Attention-Deficit/Hyperactivity Disorder (ADHD) is a childhood mental disorder characterized by inattention, impulsiveness and overactivity. It is also characterized by heterogeneity and ambiguity. Effective intervention is influenced by these two factors. This pervasive disorder impacts various domains of functioning, including academics, peer relations, familial relationships and self-esteem. A confounding factor is the high rate of comorbidity with diagnoses such as learning disabilities, oppositional defiant disorder or conduct disorder. No one intervention has emerged as maximally effective across all symptoms and domains. Consequently, a multimodal approach is regarded as the favoured method of intervention. However, no clear definition of'multimodal' exists.
This study explored the meaning of multimodal from the perspective of professionals employed in a tertiary care hospital setting in which children with ADHD are assessed and treated. A qualitative design using a phenomenological approach allowed professionals to speak from their practice experiences.

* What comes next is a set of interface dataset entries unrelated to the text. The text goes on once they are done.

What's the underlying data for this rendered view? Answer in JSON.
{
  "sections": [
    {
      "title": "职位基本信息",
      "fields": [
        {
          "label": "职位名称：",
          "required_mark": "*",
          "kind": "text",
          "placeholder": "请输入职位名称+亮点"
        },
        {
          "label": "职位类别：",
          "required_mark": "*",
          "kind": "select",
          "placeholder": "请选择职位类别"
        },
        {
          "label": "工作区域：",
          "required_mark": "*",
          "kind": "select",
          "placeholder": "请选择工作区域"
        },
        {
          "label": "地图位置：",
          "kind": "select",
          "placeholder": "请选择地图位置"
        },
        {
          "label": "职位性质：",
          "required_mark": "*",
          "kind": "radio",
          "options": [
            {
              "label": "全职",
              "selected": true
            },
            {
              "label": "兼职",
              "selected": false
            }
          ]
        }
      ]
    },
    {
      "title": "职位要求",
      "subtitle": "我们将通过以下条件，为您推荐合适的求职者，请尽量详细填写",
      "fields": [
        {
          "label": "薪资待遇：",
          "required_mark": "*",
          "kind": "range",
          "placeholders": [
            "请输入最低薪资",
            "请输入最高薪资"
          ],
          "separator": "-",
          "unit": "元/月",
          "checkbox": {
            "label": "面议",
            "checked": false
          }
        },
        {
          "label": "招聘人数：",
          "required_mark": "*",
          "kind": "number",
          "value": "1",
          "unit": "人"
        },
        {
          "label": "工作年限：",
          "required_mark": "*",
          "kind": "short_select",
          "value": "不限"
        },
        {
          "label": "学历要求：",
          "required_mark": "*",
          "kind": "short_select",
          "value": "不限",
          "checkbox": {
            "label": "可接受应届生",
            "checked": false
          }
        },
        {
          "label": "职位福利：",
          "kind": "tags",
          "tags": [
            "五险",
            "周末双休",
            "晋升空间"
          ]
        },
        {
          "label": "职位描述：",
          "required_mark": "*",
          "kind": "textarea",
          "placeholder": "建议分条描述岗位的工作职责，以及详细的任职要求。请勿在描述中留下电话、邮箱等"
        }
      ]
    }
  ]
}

Although no clear definition of multimodal emerged, professionals identified issues key to this approach and proposed a model for intervention.